The start of the safety zone where Police check that firearms have been emptied of ammunition.
The start of the safety zone where Police check that firearms have been emptied of ammunition.

This week's three-day event is the first of three to be held in Whanganui. The others will be on September 27-29 and December 6-8. Collection events will also be held in Taihape on September 13-14 and October 25-26 and in Taumarunui on September 23-24 and October 15-16.

"We really encourage people to use these days as the preferred way of handing over their firearms," Allan said.

Police staff were on hand to check that people entering the racecourse entrance in Ingestre St were there for the buyback event and to check firearms and make sure ammunition was cleared from them before people took their guns inside for assessment.

Inside, five desks were set up for firearms specialists to assess the gun and determine how much money the owner would receive, according to a prescribed set of prices based on the make and model and the condition it was in.

"We've had some people go away pretty happy with the amount they're going to receive," Allan said.

Advertisement

"There have also been some surrendered firearms [that are not on the prohibited list]. It's a really easy way for people to get rid of firearms and ammunition they don't want any more."

Police and Whanganui Community Patrol members looked after people with a barbecue, tea and coffee and lollies. There was even a colouring-in table set up to keep the kids busy while they waited.

Gun owners need to enter through the Ingestre St entrance to Wanganui Racecourse.
Gun owners need to enter through the Ingestre St entrance to Wanganui Racecourse.

Mickey One Eye (Mike Russell), a member of Pistol New Zealand, has been hunting since he was 16 and was sad to part with his hunting rifle but happy with how the collection event was run.

"They have lightened the experience - I was joking with everybody and I met my local arms officer," he said.

"I'm very happy with the amount of money I'm getting.

"I bought that gun because of my eyesight. It meant I could get two or three shots at a deer instead of just one.

"The Government and the system shouldn't call it an evil weapon; it's a tool. It's the person and intent that's evil. They are using the wrong terminology. That's the part that annoys me."

Another man was delighted he was able to take his rifle home again after it was checked by police and determined not to be on the prohibited list.
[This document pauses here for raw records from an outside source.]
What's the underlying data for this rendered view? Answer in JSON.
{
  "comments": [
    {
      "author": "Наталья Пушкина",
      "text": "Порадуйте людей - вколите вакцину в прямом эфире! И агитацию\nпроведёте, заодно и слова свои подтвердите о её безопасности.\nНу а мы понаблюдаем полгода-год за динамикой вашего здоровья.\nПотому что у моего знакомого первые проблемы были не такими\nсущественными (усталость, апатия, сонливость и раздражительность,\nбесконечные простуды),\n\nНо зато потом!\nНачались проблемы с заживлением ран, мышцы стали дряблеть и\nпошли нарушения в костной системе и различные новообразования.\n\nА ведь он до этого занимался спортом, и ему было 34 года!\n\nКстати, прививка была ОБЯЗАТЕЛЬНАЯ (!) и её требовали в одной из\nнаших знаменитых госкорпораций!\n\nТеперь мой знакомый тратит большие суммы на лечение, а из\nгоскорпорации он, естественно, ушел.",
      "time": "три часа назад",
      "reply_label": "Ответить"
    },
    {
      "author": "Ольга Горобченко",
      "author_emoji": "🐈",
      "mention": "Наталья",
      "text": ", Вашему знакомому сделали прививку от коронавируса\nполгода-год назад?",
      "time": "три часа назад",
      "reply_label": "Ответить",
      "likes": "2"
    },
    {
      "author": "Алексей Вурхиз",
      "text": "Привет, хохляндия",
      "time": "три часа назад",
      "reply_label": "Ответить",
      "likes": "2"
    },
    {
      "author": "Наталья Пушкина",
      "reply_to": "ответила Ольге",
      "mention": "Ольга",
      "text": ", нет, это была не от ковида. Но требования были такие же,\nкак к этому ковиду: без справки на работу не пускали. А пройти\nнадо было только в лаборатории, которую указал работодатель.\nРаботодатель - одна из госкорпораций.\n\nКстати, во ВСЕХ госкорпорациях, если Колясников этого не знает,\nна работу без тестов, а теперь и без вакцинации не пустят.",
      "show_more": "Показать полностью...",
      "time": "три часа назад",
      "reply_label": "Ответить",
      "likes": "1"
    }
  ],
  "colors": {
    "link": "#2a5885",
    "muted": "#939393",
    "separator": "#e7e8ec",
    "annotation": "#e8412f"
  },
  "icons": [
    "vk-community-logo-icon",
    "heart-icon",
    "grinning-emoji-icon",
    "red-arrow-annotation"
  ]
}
Entry to the Whanganui collection event is via the Ingestre St entrance to the racecourse.

To speed up the process at the event, owners need to complete an online form on the Police website (www.police.govt.nz) before going to the event. They should list each firearm and/or each individual part they are taking to the collection.

Owners should also take their firearms licence (if applicable), photo identification (driver's licence or passport), bank account number, online notification reference number, all prohibited parts (cleared of all ammunition), any other non-prohibited firearms or parts they wish to hand in to Police and a valuation if they believe their firearm fits the unique prohibited criteria.

People who have more than 10 firearms, or whose firearms can be modified to make them non-prohibited, should complete an online notification form at www.police.govt.nz instead of going to a collection event.